But the United States is special.  It plays a special role throughout the world.  The United States, by setting an example of freedom and equality, plays the adversary on behalf of human goodness.  The United States throws a stumbling block in the path of dictators and oppressive nations.  But as the old saying goes, the United States never asks for anything in return except for a small plot to bury its soldiers killed fighting to make the world a better place.

So yes, the United States is the Great Satan -- the greatest Adversary, working on behalf of the better lights of human nature to challenge the rest of the world to live up to its full human potential.
Nearly every month, thousands of Iranians can be heard loudly proclaiming their outrage against the Great Satan itself, the United States of America.  And they are correct.  The United States is the Great Satan.  Of course, this requires that the word "Satan" is used in its proper historical sense.

For years, most Iranians have referred to the United States as Shaytan-e Bozorg, which in Persian directly translates to "Great Satan."  The word "Satan" as it is colloquially used in English is linguistically and even phonetically identical with the Persian word "Shaytan."

But language has a funny way of interacting with popular culture.  Popular culture changes and distorts words in the same way a candy factory morphs flavors.  At some point, for example, a food engineer or candy factory maven decided that a particular flavor should be called "grape."  "Grape flavor" then came to mean "tastes like the sweet confection that everyone knows as 'grape,'" and today, it doesn't (but should) sound ridiculous when someone hates "grape flavor" without hating "the taste of grapes."

Similarly, the word "Satan" can be traced back to its original use in the Hebrew bible some two thousand-odd years ago.  It was not used to refer to the embodiment of evil; in fact, it was not used to refer to any one particular being at all.  It was a regular old noun, meaning "an adversary."
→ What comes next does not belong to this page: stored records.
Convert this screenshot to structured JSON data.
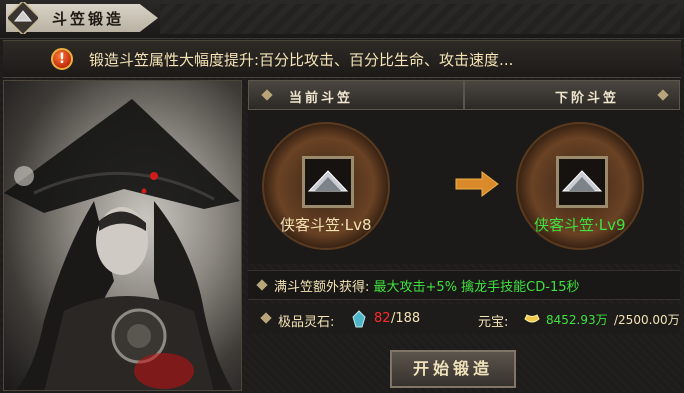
{
  "window": {
    "title": "斗笠锻造"
  },
  "notice": {
    "text": "锻造斗笠属性大幅度提升:百分比攻击、百分比生命、攻击速度..."
  },
  "current": {
    "header": "当前斗笠",
    "item_name": "侠客斗笠·Lv8"
  },
  "next": {
    "header": "下阶斗笠",
    "item_name": "侠客斗笠·Lv9"
  },
  "bonus": {
    "label": "满斗笠额外获得:",
    "value": "最大攻击+5%  擒龙手技能CD-15秒"
  },
  "resources": {
    "stone_label": "极品灵石:",
    "stone_have": "82",
    "stone_need": "/188",
    "gold_label": "元宝:",
    "gold_have": "8452.93万",
    "gold_need": "/2500.00万"
  },
  "forge_button": "开始锻造",
  "colors": {
    "green": "#3fe23f",
    "red": "#ff2a2a",
    "cream": "#f3e3b5"
  }
}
This usage can be found in Numbers 22:22, where Balaam, having angered the Lord, has his path blocked when "the angel of the LORD stood in the way for an adversary against him."  In the Hebrew, the phrase is Vayityatzev malach HaShem baderech l'satan lo.

Even the English word "devil" is rooted in the Greek word "diabolos," which literally means "one who throws something across" and was understood as "one who throws something across the path of another" -- in other words, "an adversary."

In the biblical story of Job, the adversary (i.e., "the Satan") is sent by the Lord to test Job's dedication to doing the right thing.  In this story, "Satan" takes on a positive connotation.  From the limited perspective of Job, the Satan is the source of Job's undeserved pain and misery.  But in reality, the Satan was acting in the same way as a drill sergeant or an athlete's skilled training partner would act in preparation for things to come.  Of course, these people are not evil.  Quite the opposite -- they are taking directions from the military brass or the coach with the express goal of helping and improving the abilities of the soldier or the prizefighter.

How does this relate to the United States as the Great Satan?  It is no longer in vogue to think highly of American exceptionalism.  The concept that the United States is special or "better" in some way is considered, in "intellectual" circles, a proposition dirtier than pornography.

But the United States is special.  It plays a special role throughout the world.  The United States, by setting an example of freedom and equality, plays the adversary on behalf of human goodness.  The United States throws a stumbling block in the path of dictators and oppressive nations.  But as the old saying goes, the United States never asks for anything in return except for a small plot to bury its soldiers killed fighting to make the world a better place.

So yes, the United States is the Great Satan -- the greatest Adversary, working on behalf of the better lights of human nature to challenge the rest of the world to live up to its full human potential.